buppie


Also found in: Acronyms.
Related to buppie: yuppie

bup·pie

 (bŭp′ē)
n. Informal
A young black city or suburban resident with a well-paid professional job and an affluent lifestyle.

buppie

(ˈbʌpɪ)
n
(Sociology) informal (sometimes capital) an affluent young Black person
[C20: from B(lack) + (y)uppie]
Translations

buppie

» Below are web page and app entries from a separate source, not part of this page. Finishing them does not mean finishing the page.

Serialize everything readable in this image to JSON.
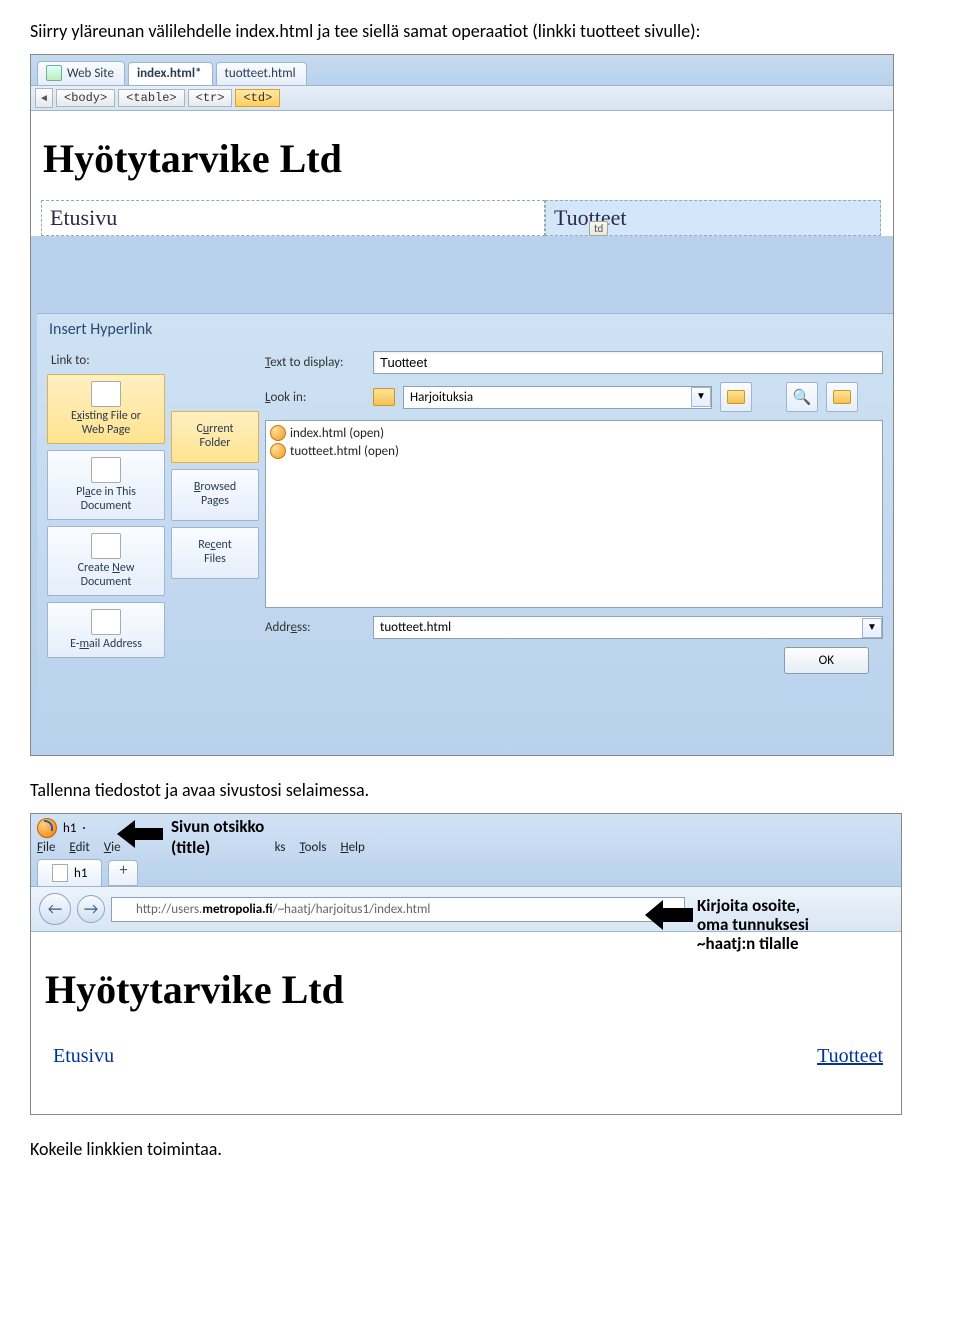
{
  "doc": {
    "line1": "Siirry yläreunan välilehdelle index.html ja tee siellä samat operaatiot (linkki tuotteet sivulle):",
    "line2": "Tallenna tiedostot ja avaa sivustosi selaimessa.",
    "line3": "Kokeile linkkien toimintaa."
  },
  "editor": {
    "tabs": {
      "website": "Web Site",
      "index": "index.html*",
      "tuotteet": "tuotteet.html"
    },
    "breadcrumb": [
      "<body>",
      "<table>",
      "<tr>",
      "<td>"
    ],
    "h1": "Hyötytarvike Ltd",
    "cell_left": "Etusivu",
    "cell_right": "Tuotteet",
    "tag_marker": "td"
  },
  "hyperlink": {
    "title": "Insert Hyperlink",
    "link_to_label": "Link to:",
    "text_label": "Text to display:",
    "text_value": "Tuotteet",
    "lookin_label": "Look in:",
    "lookin_value": "Harjoituksia",
    "side": {
      "existing": "Existing File or Web Page",
      "placein": "Place in This Document",
      "createnew": "Create New Document",
      "email": "E-mail Address"
    },
    "mid": {
      "current": "Current Folder",
      "browsed": "Browsed Pages",
      "recent": "Recent Files"
    },
    "files": {
      "f1": "index.html (open)",
      "f2": "tuotteet.html (open)"
    },
    "address_label": "Address:",
    "address_value": "tuotteet.html",
    "ok": "OK"
  },
  "browser": {
    "titletab": "h1",
    "annot1": "Sivun otsikko\n(title)",
    "annot2": "Kirjoita osoite,\noma tunnuksesi\n~haatj:n tilalle",
    "menus": [
      "File",
      "Edit",
      "Vie",
      "ks",
      "Tools",
      "Help"
    ],
    "url_prefix": "http://users.",
    "url_bold": "metropolia.fi",
    "url_suffix": "/~haatj/harjoitus1/index.html",
    "h1": "Hyötytarvike Ltd",
    "nav_left": "Etusivu",
    "nav_right": "Tuotteet"
  }
}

, buppy
References in periodicals archive ?
The jacket copy boasts that Lamar "evokes the ironies of integration and the struggles of the black middle class to succeed in white America," and you fear you're in for a lamentation on the once highly prized Buppie track.
Amiri Baraka is only exaggerating a bit when he calls Lee "the quintessential buppie, almost the spirit of the young, upwardly mobile, Black, petit bourgeois professional" (146).
The Short-Sighted Woman of the title is Victoria, a thirty-something Buppie who, like her counterpart, The Man in The Colored Museum's vingnette "Symbiosis," believes that getting rid of all vestiges of negritude is the key to black progress.
The "Drummin'/Taxi" scene uses the irony of Black Humor to express the common condition of present-day African-Americans: Four Black men of diverse style try to hail a taxi on a New York City street: a B-Boy, a student, a Buppie, and a general carrying Colin Powell's autobiography.
What Would Dylan Do is a new comedy for the BET network and boasts a plethora of well-known names attached to the project including The Bernie Mac Show's Warren Hutcherson, who will be the executive producer with Julian Breece, known for Buppies, as the writer and co-executive producer.
There is a school of Buppies around the Village Voice who speak of the "New Black Culture".
com's third original web series after the highly successful BUPPIES (Tatyana Ali) and SHOP TALK (Malik Yoba).
com has also entered the fray with the launch earlier this month of Buppies, its first original scripted Web drama.
20) Nelson George, Buppies, B-Boys, Baps and Bohos: Notes on Post-Soul Black Culture (New York: Harper, 1992), 6.
She attacks BUPPIES (black urban professionals) as having a white consciousness and, in a radical extension of Dyson's discussion, contends that it is the rap generation that has a fully black consciousness.
Both Ellis and Tate were eagerly trumpeting the arrival of this new aesthetic, and they were followed, chiefly, by Nelson George with his 1992 Buppies, B-boys, Baps and Bohos: Notes on Post-Soul Black Culture (the book that coined the term and that features an introduction less eager and more skeptical than Tate's and Ellis's essays).
The baps, b-boys, bohos, and buppies in whose honor he named one of his books all listen to different kinds of music, wear different clothes, and so on; and though all are black, this means principally that their diverse identities have common roots in a generation of more uniformly black people, and in the soul-era black struggles, both cultural and political to which they owe their freedom.